# Study material
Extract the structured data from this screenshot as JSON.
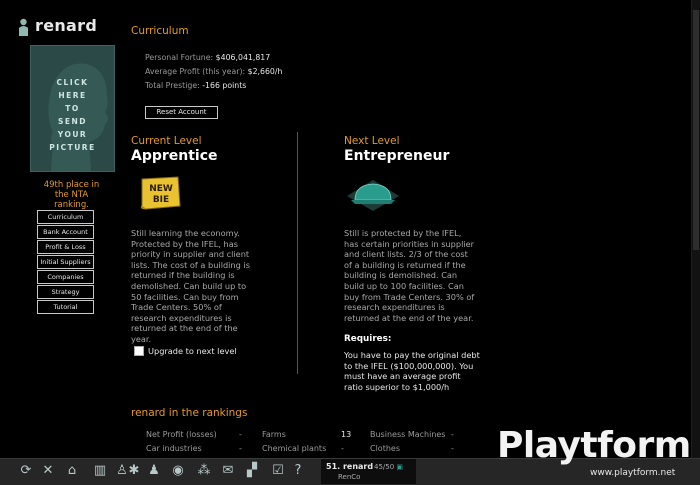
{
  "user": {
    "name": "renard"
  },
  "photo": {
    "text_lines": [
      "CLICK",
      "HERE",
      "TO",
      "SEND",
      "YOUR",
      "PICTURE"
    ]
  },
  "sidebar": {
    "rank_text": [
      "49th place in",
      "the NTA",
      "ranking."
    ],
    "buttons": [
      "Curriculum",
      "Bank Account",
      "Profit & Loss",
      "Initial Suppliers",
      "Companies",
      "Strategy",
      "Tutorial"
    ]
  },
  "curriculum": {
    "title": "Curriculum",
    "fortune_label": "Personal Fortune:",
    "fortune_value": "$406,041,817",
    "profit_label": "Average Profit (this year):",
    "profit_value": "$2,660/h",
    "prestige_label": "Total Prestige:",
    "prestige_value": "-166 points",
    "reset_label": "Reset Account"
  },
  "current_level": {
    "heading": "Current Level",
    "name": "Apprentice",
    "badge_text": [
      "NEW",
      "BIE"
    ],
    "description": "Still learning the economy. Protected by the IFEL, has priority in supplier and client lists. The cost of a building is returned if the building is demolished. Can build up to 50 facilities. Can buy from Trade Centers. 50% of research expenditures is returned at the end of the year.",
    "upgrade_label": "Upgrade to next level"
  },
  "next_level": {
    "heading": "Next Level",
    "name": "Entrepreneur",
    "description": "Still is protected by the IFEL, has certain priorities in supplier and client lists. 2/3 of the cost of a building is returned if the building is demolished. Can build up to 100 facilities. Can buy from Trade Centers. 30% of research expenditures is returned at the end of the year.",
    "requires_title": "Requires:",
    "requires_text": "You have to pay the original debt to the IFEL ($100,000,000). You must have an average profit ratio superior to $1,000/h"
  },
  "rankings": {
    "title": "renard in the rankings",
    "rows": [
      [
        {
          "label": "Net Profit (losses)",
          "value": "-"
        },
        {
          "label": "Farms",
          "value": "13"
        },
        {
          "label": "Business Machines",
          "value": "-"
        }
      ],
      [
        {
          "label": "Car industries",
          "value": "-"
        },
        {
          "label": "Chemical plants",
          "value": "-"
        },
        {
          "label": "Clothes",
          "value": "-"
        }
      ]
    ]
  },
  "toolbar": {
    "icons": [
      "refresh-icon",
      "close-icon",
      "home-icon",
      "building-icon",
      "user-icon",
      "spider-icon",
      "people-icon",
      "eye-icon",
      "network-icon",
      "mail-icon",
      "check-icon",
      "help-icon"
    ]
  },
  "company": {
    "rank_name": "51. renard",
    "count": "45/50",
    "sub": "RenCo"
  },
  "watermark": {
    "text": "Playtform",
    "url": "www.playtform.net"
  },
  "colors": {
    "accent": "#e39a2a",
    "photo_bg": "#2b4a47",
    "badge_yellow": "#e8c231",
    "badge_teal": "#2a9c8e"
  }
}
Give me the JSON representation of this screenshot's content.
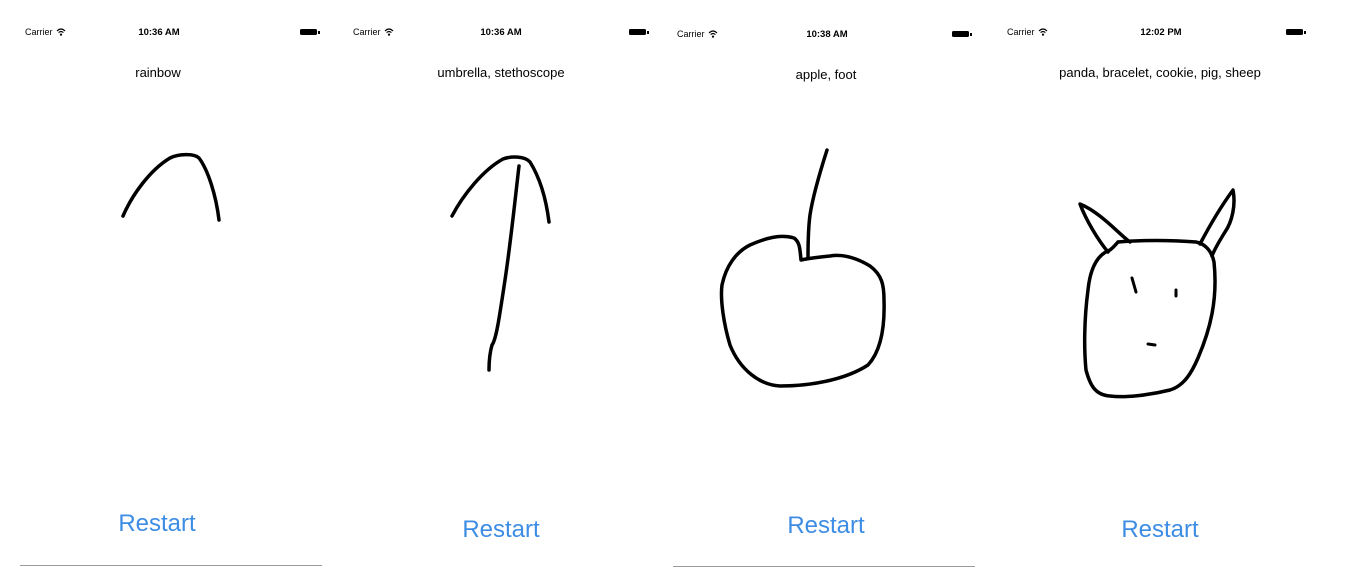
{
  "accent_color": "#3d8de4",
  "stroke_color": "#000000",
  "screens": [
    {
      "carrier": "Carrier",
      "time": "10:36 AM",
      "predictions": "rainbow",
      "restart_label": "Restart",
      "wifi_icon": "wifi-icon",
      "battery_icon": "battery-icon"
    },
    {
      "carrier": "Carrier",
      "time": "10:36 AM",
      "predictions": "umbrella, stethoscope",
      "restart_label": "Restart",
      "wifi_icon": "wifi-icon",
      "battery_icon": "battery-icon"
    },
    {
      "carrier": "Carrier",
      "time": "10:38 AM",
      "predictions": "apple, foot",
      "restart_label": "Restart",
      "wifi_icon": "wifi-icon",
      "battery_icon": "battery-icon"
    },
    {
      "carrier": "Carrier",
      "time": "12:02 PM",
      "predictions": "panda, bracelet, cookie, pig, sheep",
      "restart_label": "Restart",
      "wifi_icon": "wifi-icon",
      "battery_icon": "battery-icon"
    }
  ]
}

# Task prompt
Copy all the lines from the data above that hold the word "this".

# Answer below
Extract the structured data from this screenshot as JSON.
    "profit_label": "Average Profit (this year):",
Give me the JSON representation of this screenshot's content.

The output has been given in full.